The kinesin Eg5 inhibitor K858 induces apoptosis and reverses the malignant invasive phenotype in human glioblastoma cells
- 254 Downloads
Glioblastoma multiforme is the most common primary malignant brain tumor and its current chemotherapeutic options are limited to temozolomide. Recently, some synthetic compounds acting as inhibitors of kinesin spindle protein Eg5 have shown pronounced antitumor activity. Our group has recently demonstrated that one of these kinesin Eg5 inhibitors, named K858, exerted important antiproliferative and apoptotic effects on breast cancer cells. Since glioblastoma cells usually express high levels of kinesin Eg5, we tested the effect of K858 on two human glioblastoma cell lines (U-251 and U-87) and found that K858 inhibited cell growth, induced apoptosis, reversed epithelial-mesenchymal transition and inhibited migration in both cell lines. We also detected that, at the same time, K858 increased the expression of survivin, an anti-apoptotic molecule, and that the forced down-regulation of survivin, obtained with the specific inhibitor YM155, boosted K858-dependent apoptosis. This indicated that the anti-tumor activity of K858 on glioblastoma cells is limited by the over-expression of survivin and that the negative regulation of this protein sensitizes tumor cells to K858. These data confirmed that kinesin Eg5 is an interesting target for new therapeutic approaches for glioblastoma. We showed that K858, specifically, was a potent inhibitor of replication, an inducer of apoptosis and a negative regulator of the invasive phenotype for glioblastoma cells.
KeywordsGlioblastoma Kinesin Eg5 K858 Apoptosis Tumor invasion Survivin

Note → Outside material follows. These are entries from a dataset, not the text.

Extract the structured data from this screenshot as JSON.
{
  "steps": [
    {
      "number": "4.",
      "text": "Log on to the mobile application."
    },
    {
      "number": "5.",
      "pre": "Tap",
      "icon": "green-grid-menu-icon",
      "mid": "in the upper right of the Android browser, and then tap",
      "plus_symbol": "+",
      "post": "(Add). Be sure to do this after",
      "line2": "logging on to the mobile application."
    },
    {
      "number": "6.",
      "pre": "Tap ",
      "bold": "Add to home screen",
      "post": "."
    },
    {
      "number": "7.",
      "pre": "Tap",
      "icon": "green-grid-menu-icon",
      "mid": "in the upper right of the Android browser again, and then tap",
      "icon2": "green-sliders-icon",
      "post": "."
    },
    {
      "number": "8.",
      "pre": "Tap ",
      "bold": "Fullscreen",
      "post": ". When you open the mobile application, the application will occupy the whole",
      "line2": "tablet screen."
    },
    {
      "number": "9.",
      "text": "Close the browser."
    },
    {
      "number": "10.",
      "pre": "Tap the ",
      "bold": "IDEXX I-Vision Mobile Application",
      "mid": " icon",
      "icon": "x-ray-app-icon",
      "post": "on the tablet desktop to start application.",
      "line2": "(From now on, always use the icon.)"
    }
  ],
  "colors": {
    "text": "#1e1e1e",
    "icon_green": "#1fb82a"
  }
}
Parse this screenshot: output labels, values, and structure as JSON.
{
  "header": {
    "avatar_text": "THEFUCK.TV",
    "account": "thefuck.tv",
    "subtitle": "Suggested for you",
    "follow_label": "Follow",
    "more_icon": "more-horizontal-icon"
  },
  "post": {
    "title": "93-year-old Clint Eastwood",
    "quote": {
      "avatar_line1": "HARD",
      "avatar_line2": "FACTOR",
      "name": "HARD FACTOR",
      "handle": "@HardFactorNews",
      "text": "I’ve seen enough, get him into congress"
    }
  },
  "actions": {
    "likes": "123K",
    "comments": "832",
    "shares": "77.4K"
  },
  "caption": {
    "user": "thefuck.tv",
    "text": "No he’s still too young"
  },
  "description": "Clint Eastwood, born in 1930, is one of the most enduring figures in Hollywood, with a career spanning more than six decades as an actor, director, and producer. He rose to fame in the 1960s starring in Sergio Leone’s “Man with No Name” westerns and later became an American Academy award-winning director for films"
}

This research was supported by no specific grant.
Compliance with ethical standards
Conflict of interest
All individual authors declare that they have no conflict of interest.
This article does not contain any studies with human participants or animals performed by any of the authors.
Informed consent was obtained from all individual participants included in this study.
- 4.Venere M, Horbinski C, Crish JF, Jin X, Vasanji A, Major J, Burrows AC, Chang C, Prokop J, Wu Q, Sims PA, Canoll P, Summers MK, Rosenfeld SS, Rich JN (2015) The mitotic kinesin KIF11 is a driver of invasion, proliferation, and self-renewal in glioblastoma. Sci Transl Med 7:304ra143Google Scholar
- 9.Nakai R, Iida S, Takahashi T, Tsujita T, Okamoto S, Takada C, Akasaka K, Ichikawa S, Ishida H, Kusaka H, Akinaga S, Murakata C, Honda S, Nitta M, Saya H, Yamashita Y (2009) K858, a novel inhibitor of mitotic kinesin Eg5 and antitumor agent, induces cell death in cancer cells. Cancer Res 69:3901–3909CrossRefPubMedGoogle Scholar
- 16.Kast RE, Skuli N, Karpel-Massler G, Frosina G, Ryken T, Halatsch ME (2017) Blocking epithelial-to-mesenchymal transition in glioblastoma with a sextet of repurposed drugs: the EIS regimen. Oncotarget. https://doi.org/10.18632/oncotarget.18337
- 18.Koller E, Propp S, Zhang H, Zhao C, Xiao X, Chang M, Hirsch SA, Shepard PJ, Koo S, Murphy C, Glazer RI, Dean NM (2006) Use of a chemically modified antisense oligonucleotide library to identify and validate Eg5 (kinesin-like 1) as a target for antineoplastic drug development. Cancer Res 66:2059–2066CrossRefPubMedGoogle Scholar
- 19.Stupp R, Mason WP, van den Bent MJ, Weller M, Fisher B, Taphoorn MJ, Belanger K, Brandes AA, Marosi C, Bogdahn U, Curschmann J, Janzer RC, Ludwin SK, Gorlia T, Allgeier A, Lacombe D, Cairncross JG, Eisenhauer E, Mirimanoff RO, European Organisation for Research and Treatment of Cancer Brain Tumor and Radiotherapy Groups, National Cancer Institute of Canada Clinical Trials Group (2005) Radiotherapy plus concomitant and adjuvant temozolomide for glioblastoma. N Engl J Med 352:987–996CrossRefPubMedGoogle Scholar
- 25.Zhu T, Li X, Luo L, Wang X, Li Z, Xie P, Gao X, Song Z, Su J, Liang G (2015) Reversion of malignant phenotypes of human glioblastoma cells by beta-elemene through beta-catenin-mediated regulation of stemness-, differentiation- and epithelial-to-mesenchymal transition-related molecules. J Transl Med 13:356–370CrossRefPubMedPubMedCentralGoogle Scholar